• _Element data from apps and pages_
== Segment start ==

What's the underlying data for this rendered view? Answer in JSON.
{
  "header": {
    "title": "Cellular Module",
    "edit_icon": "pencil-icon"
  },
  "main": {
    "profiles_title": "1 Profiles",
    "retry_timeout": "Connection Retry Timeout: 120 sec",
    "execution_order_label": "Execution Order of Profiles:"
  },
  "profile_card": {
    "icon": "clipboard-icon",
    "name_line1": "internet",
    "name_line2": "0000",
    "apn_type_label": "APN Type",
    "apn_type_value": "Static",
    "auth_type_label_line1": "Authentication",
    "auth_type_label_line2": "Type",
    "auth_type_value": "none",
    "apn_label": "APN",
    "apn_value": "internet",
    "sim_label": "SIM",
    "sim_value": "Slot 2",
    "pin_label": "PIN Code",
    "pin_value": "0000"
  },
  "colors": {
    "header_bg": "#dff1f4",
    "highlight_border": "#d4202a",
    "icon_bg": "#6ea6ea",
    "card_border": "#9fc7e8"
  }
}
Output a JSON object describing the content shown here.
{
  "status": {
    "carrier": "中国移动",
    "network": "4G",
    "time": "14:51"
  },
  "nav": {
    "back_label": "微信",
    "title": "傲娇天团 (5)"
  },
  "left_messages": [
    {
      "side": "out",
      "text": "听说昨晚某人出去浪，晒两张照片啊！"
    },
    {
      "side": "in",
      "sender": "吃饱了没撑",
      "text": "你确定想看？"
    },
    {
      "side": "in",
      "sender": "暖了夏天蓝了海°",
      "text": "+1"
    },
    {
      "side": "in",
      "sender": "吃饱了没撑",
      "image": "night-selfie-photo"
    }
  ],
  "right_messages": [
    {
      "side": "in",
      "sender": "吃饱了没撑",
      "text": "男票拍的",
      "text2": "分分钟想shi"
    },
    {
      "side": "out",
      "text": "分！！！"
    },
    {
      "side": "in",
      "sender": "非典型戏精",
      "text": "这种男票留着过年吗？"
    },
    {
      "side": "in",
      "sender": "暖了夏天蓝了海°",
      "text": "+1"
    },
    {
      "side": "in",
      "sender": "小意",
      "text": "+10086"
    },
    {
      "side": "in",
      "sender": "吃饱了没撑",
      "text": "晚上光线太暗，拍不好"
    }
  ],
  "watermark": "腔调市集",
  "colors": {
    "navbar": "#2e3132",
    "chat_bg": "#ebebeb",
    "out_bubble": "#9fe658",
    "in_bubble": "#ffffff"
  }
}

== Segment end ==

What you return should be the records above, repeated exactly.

• _Problem solution_
What's the underlying data for this rendered view? Answer in JSON.
{
  "header": {
    "title": "Cellular Module",
    "edit_icon": "pencil-icon"
  },
  "main": {
    "profiles_title": "1 Profiles",
    "retry_timeout": "Connection Retry Timeout: 120 sec",
    "execution_order_label": "Execution Order of Profiles:"
  },
  "profile_card": {
    "icon": "clipboard-icon",
    "name_line1": "internet",
    "name_line2": "0000",
    "apn_type_label": "APN Type",
    "apn_type_value": "Static",
    "auth_type_label_line1": "Authentication",
    "auth_type_label_line2": "Type",
    "auth_type_value": "none",
    "apn_label": "APN",
    "apn_value": "internet",
    "sim_label": "SIM",
    "sim_value": "Slot 2",
    "pin_label": "PIN Code",
    "pin_value": "0000"
  },
  "colors": {
    "header_bg": "#dff1f4",
    "highlight_border": "#d4202a",
    "icon_bg": "#6ea6ea",
    "card_border": "#9fc7e8"
  }
}
Output a JSON object describing the content shown here.
{
  "status": {
    "carrier": "中国移动",
    "network": "4G",
    "time": "14:51"
  },
  "nav": {
    "back_label": "微信",
    "title": "傲娇天团 (5)"
  },
  "left_messages": [
    {
      "side": "out",
      "text": "听说昨晚某人出去浪，晒两张照片啊！"
    },
    {
      "side": "in",
      "sender": "吃饱了没撑",
      "text": "你确定想看？"
    },
    {
      "side": "in",
      "sender": "暖了夏天蓝了海°",
      "text": "+1"
    },
    {
      "side": "in",
      "sender": "吃饱了没撑",
      "image": "night-selfie-photo"
    }
  ],
  "right_messages": [
    {
      "side": "in",
      "sender": "吃饱了没撑",
      "text": "男票拍的",
      "text2": "分分钟想shi"
    },
    {
      "side": "out",
      "text": "分！！！"
    },
    {
      "side": "in",
      "sender": "非典型戏精",
      "text": "这种男票留着过年吗？"
    },
    {
      "side": "in",
      "sender": "暖了夏天蓝了海°",
      "text": "+1"
    },
    {
      "side": "in",
      "sender": "小意",
      "text": "+10086"
    },
    {
      "side": "in",
      "sender": "吃饱了没撑",
      "text": "晚上光线太暗，拍不好"
    }
  ],
  "watermark": "腔调市集",
  "colors": {
    "navbar": "#2e3132",
    "chat_bg": "#ebebeb",
    "out_bubble": "#9fe658",
    "in_bubble": "#ffffff"
  }
}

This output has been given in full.